-- Aim of the exercise --
A verbatim copy of every record is required, and no pictures should be included.

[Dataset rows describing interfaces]
##########

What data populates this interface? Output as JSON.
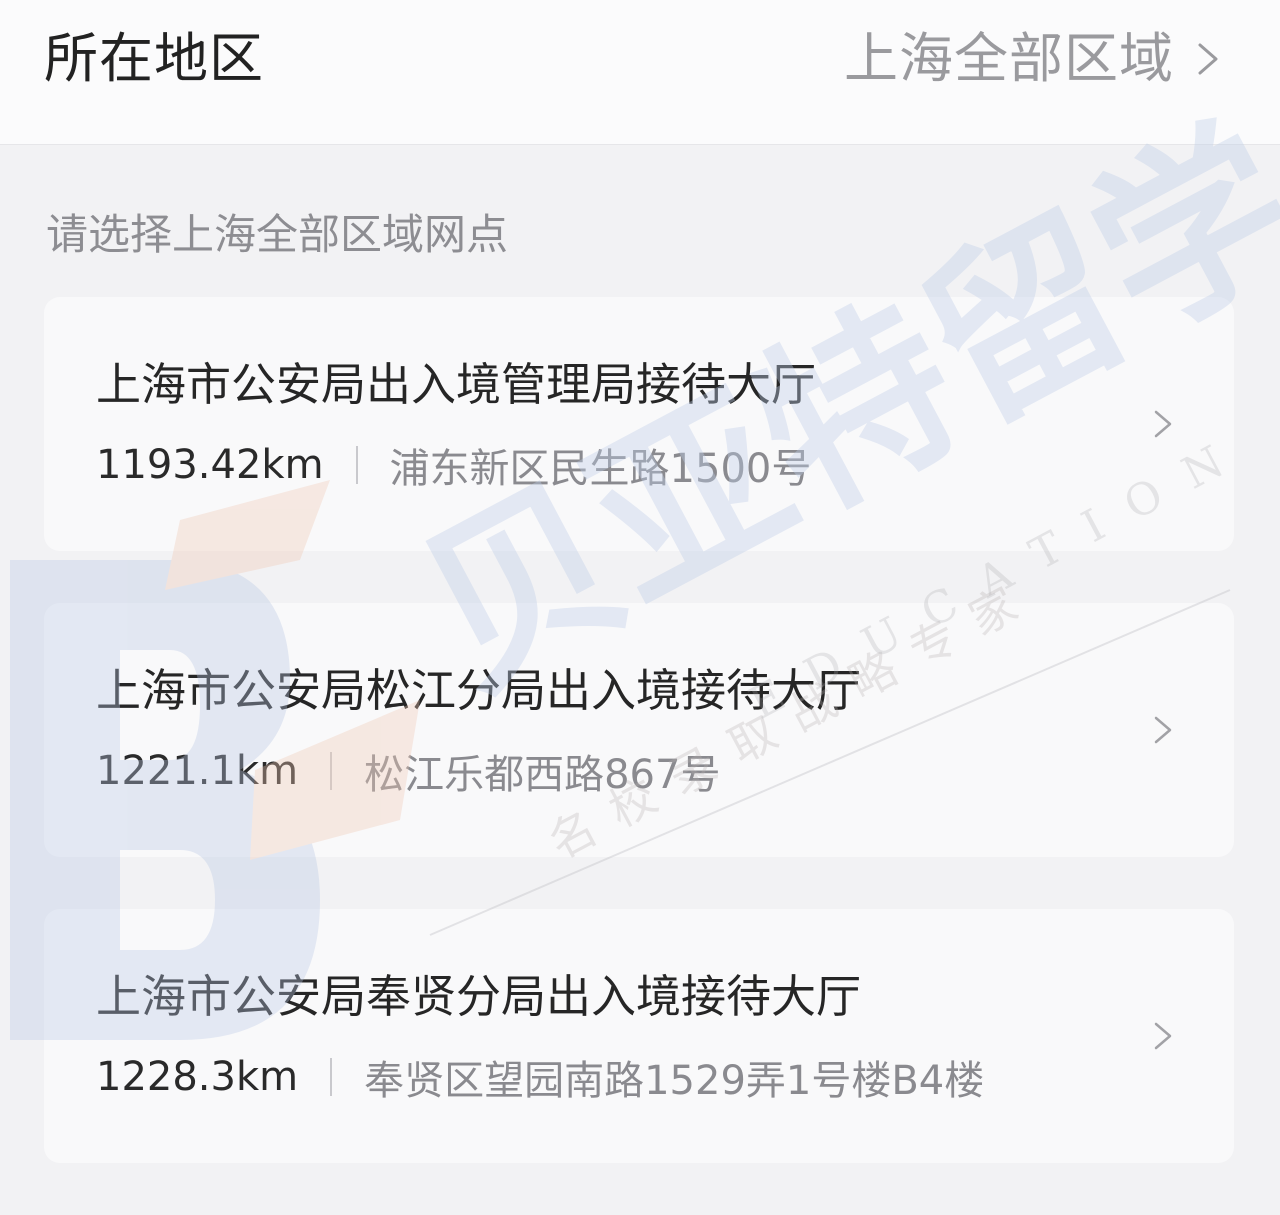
{
  "header": {
    "label": "所在地区",
    "region_value": "上海全部区域",
    "chevron_icon": "chevron-right-icon"
  },
  "section_hint": "请选择上海全部区域网点",
  "branches": [
    {
      "name": "上海市公安局出入境管理局接待大厅",
      "distance": "1193.42km",
      "address": "浦东新区民生路1500号"
    },
    {
      "name": "上海市公安局松江分局出入境接待大厅",
      "distance": "1221.1km",
      "address": "松江乐都西路867号"
    },
    {
      "name": "上海市公安局奉贤分局出入境接待大厅",
      "distance": "1228.3km",
      "address": "奉贤区望园南路1529弄1号楼B4楼"
    }
  ],
  "watermark": {
    "brand": "贝亚特留学",
    "slogan": "名校录取战略专家",
    "latin": "EDUCATION"
  },
  "colors": {
    "page_bg": "#f2f2f4",
    "card_bg": "#f9f9fa",
    "title_text": "#222222",
    "secondary_text": "#8d8d92",
    "watermark_blue": "#c9d6ec",
    "watermark_orange": "#f0c9b4"
  }
}
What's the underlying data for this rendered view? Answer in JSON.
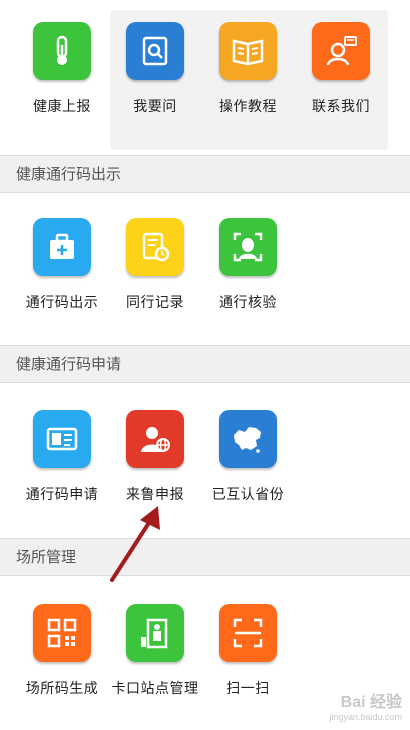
{
  "colors": {
    "green": "#3cc43c",
    "blue": "#2a7fd4",
    "orange": "#f5a623",
    "deep_orange": "#ff6a1a",
    "cyan": "#29aaf0",
    "yellow": "#ffd21a",
    "red": "#e23a28",
    "dark_red": "#a31b1b"
  },
  "top_row": [
    {
      "label": "健康上报",
      "icon": "thermometer-icon"
    },
    {
      "label": "我要问",
      "icon": "search-doc-icon"
    },
    {
      "label": "操作教程",
      "icon": "book-icon"
    },
    {
      "label": "联系我们",
      "icon": "support-agent-icon"
    }
  ],
  "sections": [
    {
      "title": "健康通行码出示",
      "items": [
        {
          "label": "通行码出示",
          "icon": "medical-kit-icon"
        },
        {
          "label": "同行记录",
          "icon": "document-clock-icon"
        },
        {
          "label": "通行核验",
          "icon": "face-scan-icon"
        }
      ]
    },
    {
      "title": "健康通行码申请",
      "items": [
        {
          "label": "通行码申请",
          "icon": "id-card-icon"
        },
        {
          "label": "来鲁申报",
          "icon": "person-globe-icon"
        },
        {
          "label": "已互认省份",
          "icon": "china-map-icon"
        }
      ]
    },
    {
      "title": "场所管理",
      "items": [
        {
          "label": "场所码生成",
          "icon": "qr-code-icon"
        },
        {
          "label": "卡口站点管理",
          "icon": "checkpoint-icon"
        },
        {
          "label": "扫一扫",
          "icon": "scan-icon"
        }
      ]
    }
  ],
  "watermark": {
    "main": "Bai 经验",
    "sub": "jingyan.baidu.com"
  }
}
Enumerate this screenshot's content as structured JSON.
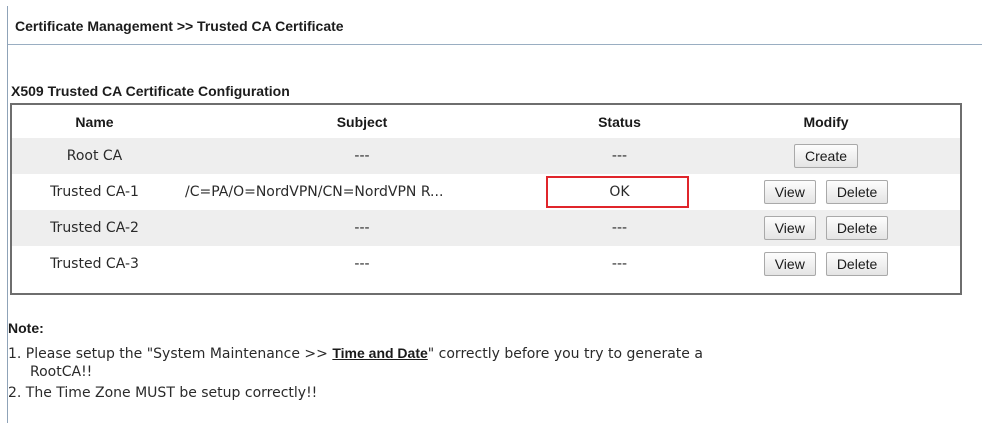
{
  "breadcrumb": "Certificate Management >> Trusted CA Certificate",
  "section_title": "X509 Trusted CA Certificate Configuration",
  "table": {
    "headers": [
      "Name",
      "Subject",
      "Status",
      "Modify"
    ],
    "rows": [
      {
        "name": "Root CA",
        "subject": "---",
        "status": "---",
        "buttons": [
          "Create"
        ]
      },
      {
        "name": "Trusted CA-1",
        "subject": "/C=PA/O=NordVPN/CN=NordVPN R...",
        "status": "OK",
        "buttons": [
          "View",
          "Delete"
        ]
      },
      {
        "name": "Trusted CA-2",
        "subject": "---",
        "status": "---",
        "buttons": [
          "View",
          "Delete"
        ]
      },
      {
        "name": "Trusted CA-3",
        "subject": "---",
        "status": "---",
        "buttons": [
          "View",
          "Delete"
        ]
      }
    ]
  },
  "note": {
    "title": "Note:",
    "line1_prefix": "1. Please setup the \"System Maintenance >> ",
    "line1_link": "Time and Date",
    "line1_suffix": "\" correctly before you try to generate a",
    "line1_cont": "RootCA!!",
    "line2": "2. The Time Zone MUST be setup correctly!!"
  },
  "colors": {
    "highlight": "#e0252b",
    "row_shade": "#eeeeee"
  }
}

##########

-- Solution to the exercise --
What data populates this interface? Output as JSON.
{
  "header": {
    "label": "所在地区",
    "region_value": "上海全部区域",
    "chevron_icon": "chevron-right-icon"
  },
  "section_hint": "请选择上海全部区域网点",
  "branches": [
    {
      "name": "上海市公安局出入境管理局接待大厅",
      "distance": "1193.42km",
      "address": "浦东新区民生路1500号"
    },
    {
      "name": "上海市公安局松江分局出入境接待大厅",
      "distance": "1221.1km",
      "address": "松江乐都西路867号"
    },
    {
      "name": "上海市公安局奉贤分局出入境接待大厅",
      "distance": "1228.3km",
      "address": "奉贤区望园南路1529弄1号楼B4楼"
    }
  ],
  "watermark": {
    "brand": "贝亚特留学",
    "slogan": "名校录取战略专家",
    "latin": "EDUCATION"
  },
  "colors": {
    "page_bg": "#f2f2f4",
    "card_bg": "#f9f9fa",
    "title_text": "#222222",
    "secondary_text": "#8d8d92",
    "watermark_blue": "#c9d6ec",
    "watermark_orange": "#f0c9b4"
  }
}
What's the underlying data for this rendered view? Answer in JSON.
{
  "colors": {
    "green": "#3cc43c",
    "blue": "#2a7fd4",
    "orange": "#f5a623",
    "deep_orange": "#ff6a1a",
    "cyan": "#29aaf0",
    "yellow": "#ffd21a",
    "red": "#e23a28",
    "dark_red": "#a31b1b"
  },
  "top_row": [
    {
      "label": "健康上报",
      "icon": "thermometer-icon"
    },
    {
      "label": "我要问",
      "icon": "search-doc-icon"
    },
    {
      "label": "操作教程",
      "icon": "book-icon"
    },
    {
      "label": "联系我们",
      "icon": "support-agent-icon"
    }
  ],
  "sections": [
    {
      "title": "健康通行码出示",
      "items": [
        {
          "label": "通行码出示",
          "icon": "medical-kit-icon"
        },
        {
          "label": "同行记录",
          "icon": "document-clock-icon"
        },
        {
          "label": "通行核验",
          "icon": "face-scan-icon"
        }
      ]
    },
    {
      "title": "健康通行码申请",
      "items": [
        {
          "label": "通行码申请",
          "icon": "id-card-icon"
        },
        {
          "label": "来鲁申报",
          "icon": "person-globe-icon"
        },
        {
          "label": "已互认省份",
          "icon": "china-map-icon"
        }
      ]
    },
    {
      "title": "场所管理",
      "items": [
        {
          "label": "场所码生成",
          "icon": "qr-code-icon"
        },
        {
          "label": "卡口站点管理",
          "icon": "checkpoint-icon"
        },
        {
          "label": "扫一扫",
          "icon": "scan-icon"
        }
      ]
    }
  ],
  "watermark": {
    "main": "Bai 经验",
    "sub": "jingyan.baidu.com"
  }
}
Enumerate this screenshot's content as structured JSON.
{
  "breadcrumb": "Certificate Management >> Trusted CA Certificate",
  "section_title": "X509 Trusted CA Certificate Configuration",
  "table": {
    "headers": [
      "Name",
      "Subject",
      "Status",
      "Modify"
    ],
    "rows": [
      {
        "name": "Root CA",
        "subject": "---",
        "status": "---",
        "buttons": [
          "Create"
        ]
      },
      {
        "name": "Trusted CA-1",
        "subject": "/C=PA/O=NordVPN/CN=NordVPN R...",
        "status": "OK",
        "buttons": [
          "View",
          "Delete"
        ]
      },
      {
        "name": "Trusted CA-2",
        "subject": "---",
        "status": "---",
        "buttons": [
          "View",
          "Delete"
        ]
      },
      {
        "name": "Trusted CA-3",
        "subject": "---",
        "status": "---",
        "buttons": [
          "View",
          "Delete"
        ]
      }
    ]
  },
  "note": {
    "title": "Note:",
    "line1_prefix": "1. Please setup the \"System Maintenance >> ",
    "line1_link": "Time and Date",
    "line1_suffix": "\" correctly before you try to generate a",
    "line1_cont": "RootCA!!",
    "line2": "2. The Time Zone MUST be setup correctly!!"
  },
  "colors": {
    "highlight": "#e0252b",
    "row_shade": "#eeeeee"
  }
}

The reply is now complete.